“I had someone recently comment to me that their child gets paid more rationally than they do, because when he is done mowing a lawn, he gets paid, while his dad has to wait for two weeks for his next paycheck,” Reeves said.
Being able to set their payment schedule to weekly, or to be able to pull out funds for every day that they’ve worked in a recent cycle, he noted, can make a huge difference to workers. It keeps them off expensive debt, like credit cards or worse, and they have data accessible to them that really no one else does.
Since Gusto is connected to the employee’s bank account, it knows when a worker was last paid and how much they earn. None of that is hypothetical to Gusto — it’s just data the firm contains. The customer who wants to be paid early, Reeves noted, is a very known commodity.
However, it’s not the liquidly of the employee with which Gusto is most concerned, but the liquidity of the employer. It’s the employer that Gusto is underwriting, to which the funds are being fronted so as to pay the employee.
The risk it is managing is that the employer won’t make payroll — which can happen. Unlike enterprise-level players, small businesses can disappear quickly, and firms can go bankrupt between pay periods. The employer that teams to suss out that risk, Reeves said, and Gusto’s rollout of FlexPay arrangements is still very much on a business-by-business basis.
That footprint is expanding, he noted, and is a core service that will eventually be part of supporting a larger constellation of financial management tools for workers.

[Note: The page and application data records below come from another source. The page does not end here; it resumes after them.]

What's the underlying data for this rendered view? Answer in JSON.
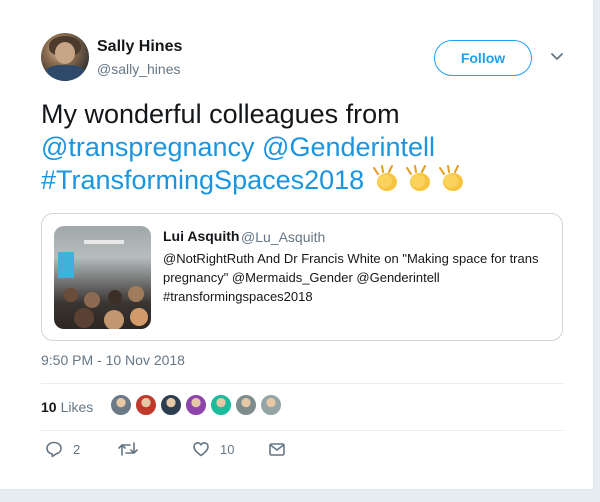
{
  "author": {
    "name": "Sally Hines",
    "handle": "@sally_hines"
  },
  "follow_label": "Follow",
  "tweet": {
    "line1": "My wonderful colleagues from",
    "mention1": "@transpregnancy",
    "mention2": "@Genderintell",
    "hashtag": "#TransformingSpaces2018",
    "emoji": "👏👏👏"
  },
  "quoted": {
    "name": "Lui Asquith",
    "handle": "@Lu_Asquith",
    "text": "@NotRightRuth And Dr Francis White on \"Making space for trans pregnancy\" @Mermaids_Gender @Genderintell #transformingspaces2018"
  },
  "timestamp": "9:50 PM - 10 Nov 2018",
  "likes": {
    "count": "10",
    "label": "Likes",
    "avatars": [
      "#6b7a86",
      "#c0392b",
      "#2c3e50",
      "#8e44ad",
      "#1abc9c",
      "#7f8c8d",
      "#95a5a6"
    ]
  },
  "actions": {
    "replies": "2",
    "retweets": "",
    "likes": "10"
  },
  "colors": {
    "accent": "#1da1f2",
    "link": "#1b95e0",
    "muted": "#657786"
  }
}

“The early feedback on this has been amazing, because we are actually seeing customers shying away from expensive debt use and reporting much greater peace of mind because they have it,” Reeves said. “For us, what is really next is building out Gusto’s products so they are more active in giving recommendations on things, like saving and creating a 401(k) account.”
The goal, he added, is to help push customers toward greater “personal prosperity” and let them have better ability to individually navigate their financial future. Being directly connected to their payroll-income stream makes it that much easier to offer them advice that is customized and relevant.
Today, Reeves noted, Gusto serves about 1 percent of the payroll market — so the goal, unsurprisingly, is growth. To that end, the firm has just raised $140 million in a round led T. Rowe Price Associates, Y Combinator Continuity and General Catalyst. The biggest bucket for those funds will be R&D.
Gusto is also looking to both grow its geographic footprint and the size of firms it is able to serve. The one-to-100 range is big, Reeves noted, but Gusto is ready to service firms that are even larger and have more complex payroll challenges.
Other than that? Reeves noted that this funding round was unique in that Gusto looked for both private and public side investors, because it believes an initial public offering (IPO) is in its not-so-distant future, which means the time to start building those connections is now.
More than connections, he said, what Gusto is really looking to build is capacity — and to build an increasingly robust service that can be scaled to a wider range of consumers. It’s a lot to do, he told Webster, but for an engineer at heart, this is the fun part of the business.
“Fundraising is not the thing we celebrate. Having the ability via that capital raised, so that we can achieve our goals, is what’s worth celebrating,” said Reeves.